Twitter Demographics

The data shown below were collected from the profiles of 11 tweeters who shared this research output. Click here to find out more about how the information was compiled.

Mendeley readers

The data shown below were compiled from readership statistics for 15 Mendeley readers of this research output. Click here to see the associated Mendeley record.

Geographical breakdown

Country Count As %
Unknown 15 100%

Demographic breakdown

Readers by professional status Count As %
Student > Ph. D. Student 7 47%
Other 2 13%
Student > Bachelor 1 7%
Student > Doctoral Student 1 7%
Student > Master 1 7%
Other 1 7%
Unknown 2 13%
Readers by discipline Count As %
Psychology 5 33%
Engineering 4 27%
Computer Science 1 7%
Neuroscience 1 7%
Agricultural and Biological Sciences 1 7%
Other 0 0%
Unknown 3 20%

Attention Score in Context

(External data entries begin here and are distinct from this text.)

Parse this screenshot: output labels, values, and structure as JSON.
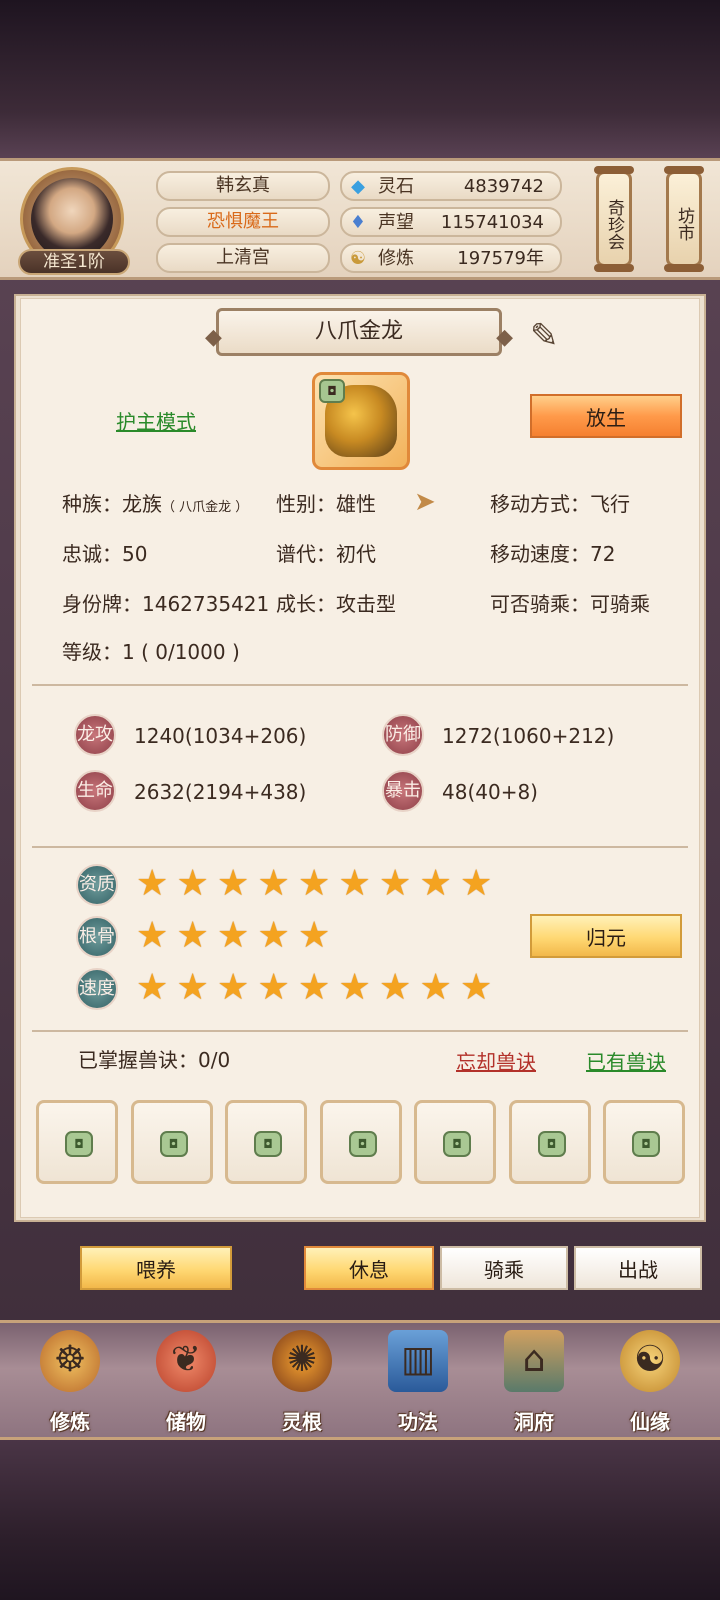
{
  "player": {
    "rank": "准圣1阶",
    "name": "韩玄真",
    "title": "恐惧魔王",
    "sect": "上清宫"
  },
  "resources": [
    {
      "label": "灵石",
      "value": "4839742",
      "icon": "gem-icon",
      "color": "#3aa0e0"
    },
    {
      "label": "声望",
      "value": "115741034",
      "icon": "flame-icon",
      "color": "#4a7fd0"
    },
    {
      "label": "修炼",
      "value": "197579年",
      "icon": "meditation-icon",
      "color": "#c99a3a"
    }
  ],
  "side_buttons": {
    "treasure": "奇珍会",
    "market": "坊市"
  },
  "pet": {
    "name": "八爪金龙",
    "mode_link": "护主模式",
    "release_button": "放生",
    "info": {
      "race": "种族：龙族",
      "race_sub": "（ 八爪金龙 ）",
      "gender": "性别：雄性",
      "move_type": "移动方式：飞行",
      "loyalty": "忠诚：50",
      "generation": "谱代：初代",
      "move_speed": "移动速度：72",
      "id_tag": "身份牌：1462735421",
      "growth": "成长：攻击型",
      "rideable": "可否骑乘：可骑乘",
      "level": "等级：1 ( 0/1000 )"
    },
    "stats": [
      {
        "badge": "龙攻",
        "value": "1240(1034+206)"
      },
      {
        "badge": "防御",
        "value": "1272(1060+212)"
      },
      {
        "badge": "生命",
        "value": "2632(2194+438)"
      },
      {
        "badge": "暴击",
        "value": "48(40+8)"
      }
    ],
    "ratings": [
      {
        "badge": "资质",
        "stars": 9
      },
      {
        "badge": "根骨",
        "stars": 5
      },
      {
        "badge": "速度",
        "stars": 9
      }
    ],
    "reset_button": "归元",
    "skills_mastered": "已掌握兽诀：0/0",
    "forget_link": "忘却兽诀",
    "owned_link": "已有兽诀",
    "skill_slots": 7
  },
  "actions": {
    "feed": "喂养",
    "rest": "休息",
    "ride": "骑乘",
    "battle": "出战"
  },
  "nav": [
    {
      "label": "修炼",
      "icon": "cultivate-icon"
    },
    {
      "label": "储物",
      "icon": "bag-icon"
    },
    {
      "label": "灵根",
      "icon": "spirit-root-icon"
    },
    {
      "label": "功法",
      "icon": "book-icon"
    },
    {
      "label": "洞府",
      "icon": "cave-icon"
    },
    {
      "label": "仙缘",
      "icon": "gourd-icon"
    }
  ]
}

This research output has an Altmetric Attention Score of 142. This is our high-level measure of the quality and quantity of online attention that it has received. This Attention Score, as well as the ranking and number of research outputs shown below, was calculated when the research output was last mentioned on 19 October 2018.
All research outputs
#105,366
of 13,644,952 outputs
Outputs from Cognitive Research: Principles and Implications
#9
of 122 outputs
Outputs of similar age
#4,822
of 283,303 outputs
Outputs of similar age from Cognitive Research: Principles and Implications
#2
of 23 outputs
Altmetric has tracked 13,644,952 research outputs across all sources so far. Compared to these this one has done particularly well and is in the 99th percentile: it's in the top 5% of all research outputs ever tracked by Altmetric.
So far Altmetric has tracked 122 research outputs from this source. They typically receive a lot more attention than average, with a mean Attention Score of 36.9. This one has done particularly well, scoring higher than 92% of its peers.
Older research outputs will score higher simply because they've had more time to accumulate mentions. To account for age we can compare this Altmetric Attention Score to the 283,303 tracked outputs that were published within six weeks on either side of this one in any source. This one has done particularly well, scoring higher than 98% of its contemporaries.
We're also able to compare this research output to 23 others from the same source and published within six weeks on either side of this one. This one has done particularly well, scoring higher than 91% of its contemporaries.